Fifty percent of the population weigh themselves or have fitness watches that track their steps. They know exactly where they are in terms of physical health, but they don’t have an overview of what triggers them mentally or what stresses them. They don’t look at the granular – we do that. We track the vitals that largely impact daily wellbeing; like social, productivity, exercise, hydration, food, sleep etc. We empower people to help themselves. That’s where the mood tracker has really stood out and where we’ve gained the most attention.

“We haven’t had a mental health start-up in the tech space in Ireland addressing the problem the way we are”

What challenges did you meet and how did you overcome them?

We haven’t had a mental health start-up in the tech space in Ireland addressing the problem the way we are. There are a lot of people in the space but we very quickly stood out because we are taking such a unique approach. 

Our biggest problem was the stigma around mental health. We don’t value our happiness in the same way we value how we look or what size we fit into and that’s really sad. That’s changed as a result of Covid-19. We’ve seen a huge increase in the conversation around mental health and the stigma is reducing every day.

“The value of obsessing over your customer cannot be overstated”

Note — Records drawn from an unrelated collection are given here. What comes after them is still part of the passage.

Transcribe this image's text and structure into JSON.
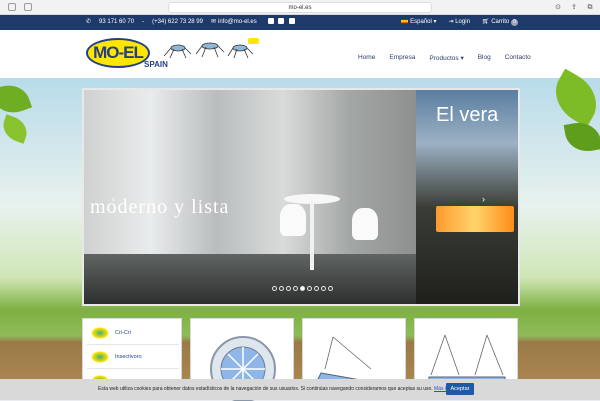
{
  "browser": {
    "url": "mo-el.es"
  },
  "topbar": {
    "phone1": "93 171 60 70",
    "phone2": "(+34) 622 73 28 99",
    "email": "info@mo-el.es",
    "language": "Español",
    "login": "Login",
    "cart": "Carrito",
    "cart_count": "0"
  },
  "header": {
    "logo_text": "MO-EL",
    "logo_sub": "SPAIN",
    "nav": [
      "Home",
      "Empresa",
      "Productos",
      "Blog",
      "Contacto"
    ]
  },
  "slider": {
    "caption_left": "moderno y lista",
    "caption_right": "El vera",
    "dots_total": 9,
    "active_dot": 4
  },
  "sidebar": {
    "items": [
      "Cri-Cri",
      "Insectivoro",
      ""
    ]
  },
  "cookie": {
    "message": "Esta web utiliza cookies para obtener datos estadísticos de la navegación de sus usuarios. Si continúas navegando consideramos que aceptas su uso.",
    "link": "Más información",
    "accept": "Aceptar"
  },
  "colors": {
    "brand_navy": "#1e3a6b",
    "brand_yellow": "#ffe600",
    "accept_blue": "#1e5aa6"
  }
}
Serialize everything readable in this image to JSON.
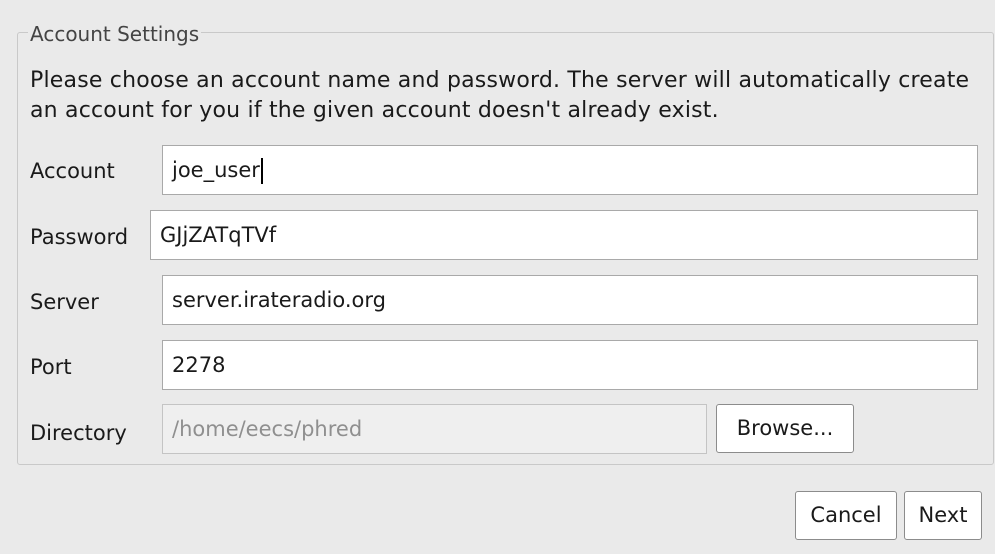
{
  "group": {
    "title": "Account Settings",
    "description": "Please choose an account name and password. The server will automatically create an account for you if the given account doesn't already exist."
  },
  "fields": {
    "account": {
      "label": "Account",
      "value": "joe_user"
    },
    "password": {
      "label": "Password",
      "value": "GJjZATqTVf"
    },
    "server": {
      "label": "Server",
      "value": "server.irateradio.org"
    },
    "port": {
      "label": "Port",
      "value": "2278"
    },
    "directory": {
      "label": "Directory",
      "value": "/home/eecs/phred",
      "enabled": false
    }
  },
  "buttons": {
    "browse": "Browse...",
    "cancel": "Cancel",
    "next": "Next"
  }
}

Did the pandemic impact your business and how did you adapt?

We only actively marketed to five countries and yet we’re now in over 130.

People have started taking that data driven approach that we advocate for. Trying to figure out how to improve mental health during lockdown made people try to understand their wellbeing. But a lot of people didn’t have the budget to be able to afford a mental health app, so we started looking more at B2B.

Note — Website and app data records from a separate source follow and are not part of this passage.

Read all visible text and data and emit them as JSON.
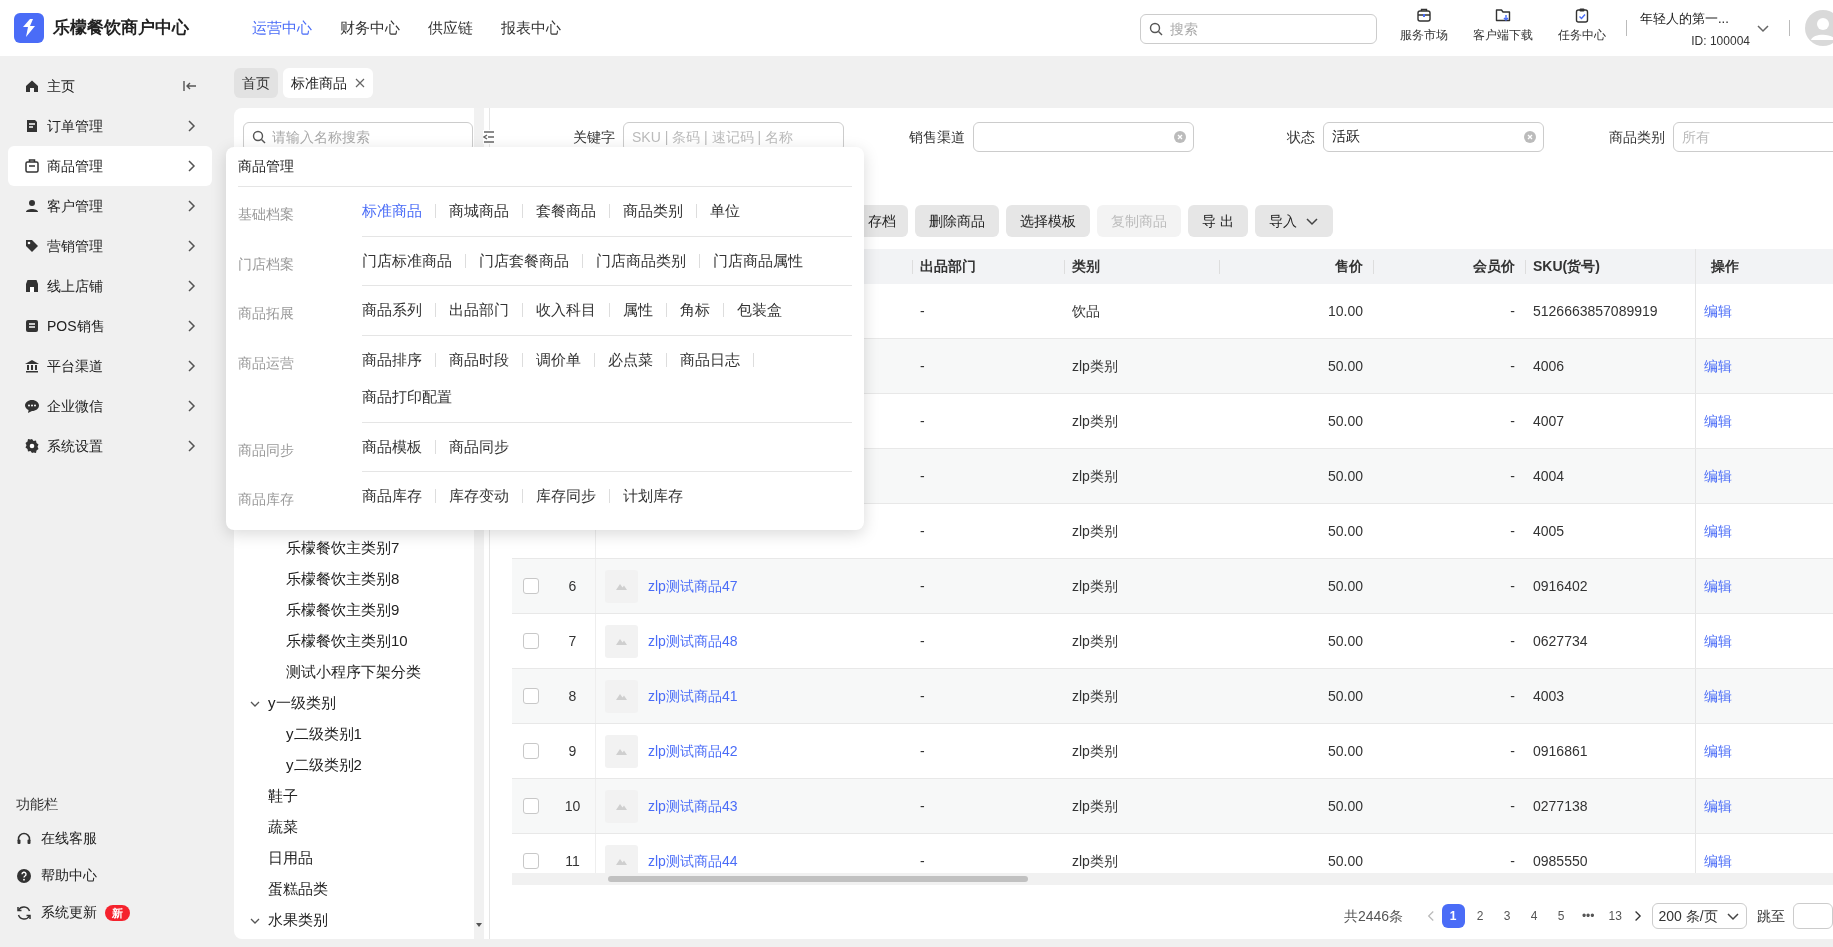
{
  "app": {
    "name": "乐檬餐饮商户中心"
  },
  "top_nav": [
    {
      "label": "运营中心",
      "selected": true
    },
    {
      "label": "财务中心",
      "selected": false
    },
    {
      "label": "供应链",
      "selected": false
    },
    {
      "label": "报表中心",
      "selected": false
    }
  ],
  "search": {
    "placeholder": "搜索"
  },
  "header_tools": [
    {
      "label": "服务市场"
    },
    {
      "label": "客户端下载"
    },
    {
      "label": "任务中心"
    }
  ],
  "account": {
    "name": "年轻人的第一...",
    "id": "ID: 100004"
  },
  "sidebar": {
    "items": [
      {
        "label": "主页",
        "kind": "link",
        "selected": false
      },
      {
        "label": "订单管理",
        "kind": "menu",
        "selected": false
      },
      {
        "label": "商品管理",
        "kind": "menu",
        "selected": true
      },
      {
        "label": "客户管理",
        "kind": "menu",
        "selected": false
      },
      {
        "label": "营销管理",
        "kind": "menu",
        "selected": false
      },
      {
        "label": "线上店铺",
        "kind": "menu",
        "selected": false
      },
      {
        "label": "POS销售",
        "kind": "menu",
        "selected": false
      },
      {
        "label": "平台渠道",
        "kind": "menu",
        "selected": false
      },
      {
        "label": "企业微信",
        "kind": "menu",
        "selected": false
      },
      {
        "label": "系统设置",
        "kind": "menu",
        "selected": false
      }
    ],
    "footer_title": "功能栏",
    "footer_items": [
      {
        "label": "在线客服"
      },
      {
        "label": "帮助中心"
      },
      {
        "label": "系统更新",
        "badge": "新"
      }
    ]
  },
  "tabs": [
    {
      "label": "首页",
      "selected": false,
      "closable": false
    },
    {
      "label": "标准商品",
      "selected": true,
      "closable": true
    }
  ],
  "tree": {
    "search_placeholder": "请输入名称搜索",
    "nodes": [
      {
        "children": [
          {
            "label": "乐檬餐饮主类别7"
          },
          {
            "label": "乐檬餐饮主类别8"
          },
          {
            "label": "乐檬餐饮主类别9"
          },
          {
            "label": "乐檬餐饮主类别10"
          },
          {
            "label": "测试小程序下架分类"
          }
        ]
      },
      {
        "label": "y一级类别",
        "expanded": true,
        "children": [
          {
            "label": "y二级类别1"
          },
          {
            "label": "y二级类别2"
          }
        ]
      },
      {
        "label": "鞋子"
      },
      {
        "label": "蔬菜"
      },
      {
        "label": "日用品"
      },
      {
        "label": "蛋糕品类"
      },
      {
        "label": "水果类别",
        "expanded": true
      }
    ]
  },
  "filters": [
    {
      "label": "关键字",
      "placeholder": "SKU | 条码 | 速记码 | 名称",
      "clearable": false
    },
    {
      "label": "销售渠道",
      "clearable": true
    },
    {
      "label": "状态",
      "value": "活跃",
      "clearable": true
    },
    {
      "label": "商品类别",
      "placeholder": "所有",
      "clearable": false
    }
  ],
  "toolbar": [
    {
      "label": "存档",
      "disabled": false,
      "dropdown": false
    },
    {
      "label": "删除商品",
      "disabled": false,
      "dropdown": false
    },
    {
      "label": "选择模板",
      "disabled": false,
      "dropdown": false
    },
    {
      "label": "复制商品",
      "disabled": true,
      "dropdown": false
    },
    {
      "label": "导 出",
      "disabled": false,
      "dropdown": false
    },
    {
      "label": "导入",
      "disabled": false,
      "dropdown": true
    }
  ],
  "table": {
    "columns": [
      {
        "label": "出品部门"
      },
      {
        "label": "类别"
      },
      {
        "label": "售价"
      },
      {
        "label": "会员价"
      },
      {
        "label": "SKU(货号)"
      },
      {
        "label": "操作"
      }
    ],
    "rows": [
      {
        "dept": "-",
        "category": "饮品",
        "price": "10.00",
        "member_price": "-",
        "sku": "5126663857089919",
        "action": "编辑"
      },
      {
        "dept": "-",
        "category": "zlp类别",
        "price": "50.00",
        "member_price": "-",
        "sku": "4006",
        "action": "编辑"
      },
      {
        "dept": "-",
        "category": "zlp类别",
        "price": "50.00",
        "member_price": "-",
        "sku": "4007",
        "action": "编辑"
      },
      {
        "dept": "-",
        "category": "zlp类别",
        "price": "50.00",
        "member_price": "-",
        "sku": "4004",
        "action": "编辑"
      },
      {
        "dept": "-",
        "category": "zlp类别",
        "price": "50.00",
        "member_price": "-",
        "sku": "4005",
        "action": "编辑"
      },
      {
        "checked": false,
        "index": "6",
        "name": "zlp测试商品47",
        "dept": "-",
        "category": "zlp类别",
        "price": "50.00",
        "member_price": "-",
        "sku": "0916402",
        "action": "编辑"
      },
      {
        "checked": false,
        "index": "7",
        "name": "zlp测试商品48",
        "dept": "-",
        "category": "zlp类别",
        "price": "50.00",
        "member_price": "-",
        "sku": "0627734",
        "action": "编辑"
      },
      {
        "checked": false,
        "index": "8",
        "name": "zlp测试商品41",
        "dept": "-",
        "category": "zlp类别",
        "price": "50.00",
        "member_price": "-",
        "sku": "4003",
        "action": "编辑"
      },
      {
        "checked": false,
        "index": "9",
        "name": "zlp测试商品42",
        "dept": "-",
        "category": "zlp类别",
        "price": "50.00",
        "member_price": "-",
        "sku": "0916861",
        "action": "编辑"
      },
      {
        "checked": false,
        "index": "10",
        "name": "zlp测试商品43",
        "dept": "-",
        "category": "zlp类别",
        "price": "50.00",
        "member_price": "-",
        "sku": "0277138",
        "action": "编辑"
      },
      {
        "checked": false,
        "index": "11",
        "name": "zlp测试商品44",
        "dept": "-",
        "category": "zlp类别",
        "price": "50.00",
        "member_price": "-",
        "sku": "0985550",
        "action": "编辑"
      }
    ]
  },
  "pagination": {
    "total": "共2446条",
    "pages": [
      {
        "label": "1",
        "selected": true
      },
      {
        "label": "2",
        "selected": false
      },
      {
        "label": "3",
        "selected": false
      },
      {
        "label": "4",
        "selected": false
      },
      {
        "label": "5",
        "selected": false
      },
      {
        "label": "•••",
        "selected": false
      },
      {
        "label": "13",
        "selected": false
      }
    ],
    "page_size": "200 条/页",
    "jump_label": "跳至"
  },
  "menu_popup": {
    "title": "商品管理",
    "sections": [
      {
        "label": "基础档案",
        "links": [
          {
            "label": "标准商品",
            "selected": true
          },
          {
            "label": "商城商品",
            "selected": false
          },
          {
            "label": "套餐商品",
            "selected": false
          },
          {
            "label": "商品类别",
            "selected": false
          },
          {
            "label": "单位",
            "selected": false
          }
        ]
      },
      {
        "label": "门店档案",
        "links": [
          {
            "label": "门店标准商品",
            "selected": false
          },
          {
            "label": "门店套餐商品",
            "selected": false
          },
          {
            "label": "门店商品类别",
            "selected": false
          },
          {
            "label": "门店商品属性",
            "selected": false
          }
        ]
      },
      {
        "label": "商品拓展",
        "links": [
          {
            "label": "商品系列",
            "selected": false
          },
          {
            "label": "出品部门",
            "selected": false
          },
          {
            "label": "收入科目",
            "selected": false
          },
          {
            "label": "属性",
            "selected": false
          },
          {
            "label": "角标",
            "selected": false
          },
          {
            "label": "包装盒",
            "selected": false
          }
        ]
      },
      {
        "label": "商品运营",
        "links": [
          {
            "label": "商品排序",
            "selected": false
          },
          {
            "label": "商品时段",
            "selected": false
          },
          {
            "label": "调价单",
            "selected": false
          },
          {
            "label": "必点菜",
            "selected": false
          },
          {
            "label": "商品日志",
            "selected": false
          },
          {
            "label": "商品打印配置",
            "selected": false
          }
        ]
      },
      {
        "label": "商品同步",
        "links": [
          {
            "label": "商品模板",
            "selected": false
          },
          {
            "label": "商品同步",
            "selected": false
          }
        ]
      },
      {
        "label": "商品库存",
        "links": [
          {
            "label": "商品库存",
            "selected": false
          },
          {
            "label": "库存变动",
            "selected": false
          },
          {
            "label": "库存同步",
            "selected": false
          },
          {
            "label": "计划库存",
            "selected": false
          }
        ]
      }
    ]
  }
}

It had always been part of our business plan to look at corporate and B2B sales, but we didn’t expect it to happen so soon. We started doing wellness programmes and mental health webinars. What really took off was our wellness from home and work from home. It’s exciting to see the impact that we are having in the workplace.

“It had always been part of our business plan to look at corporate and B2B sales, but we didn’t expect it to happen so soon”

What supports did you receive to set up your business and how could support for entrepreneurs be improved?

Dogpatch Labs are the centre of start-ups in Ireland. Every month they run First Fridays for start-ups. It’s completely free, you get exposed to start-ups, networking, mentorship and keynotes. Everything about it is helping you get started. Others are New Frontiers, which is a great starting point for start-ups and Local Enterprise Offices, which have given us so much funding and support. We also we got funding from doing Launch Box out of Trinity College. We ended up winning it so we got money from that too. We hit competitions hard initially to garner traction and finances.

I really wish there was more support for female founders. Dogpatch are big advocates for us. Female High Fliers programme in DCU and Huckletree Coworking have events for female founders and women in business, but it’s not enough. We need to be really pushing this agenda forward.

“Dogpatch Labs are the centre of start-ups in Ireland. Every month they run First Fridays for start-ups. It’s completely free, you get exposed to start-ups, networking, mentorship and keynotes”

What was the most important thing you learnt and what would you pass on to other businesses?

The value of obsessing over your customer cannot be overstated. So many things that we’ve added to KeepAppy, I was completely opposed to initially until I heard how many of our users wanted it. Businesses get so used to going in one direction, hearing our own voice, that we almost stop listening to the user. I really think listening to the user is why we’ve had the success we’ve had to date. Putting the user first is something you have to keep coming back to. I’m constantly asking for feedback; asking what we can do to make them happy.

What are your plans for the future?

Bringing B2B together. We’re tinkering away with that technology and the wellness platform that we provide corporates, working on the seminars and webinars that we provide. We are focusing on scaling that up and making sure that we’re doing right by our customers.

Main image at top: KeepAppy.com co-founders Ben Will Sims and Aimée Louise Carton

Interview by Olivia McGill

Published: 2 February 2021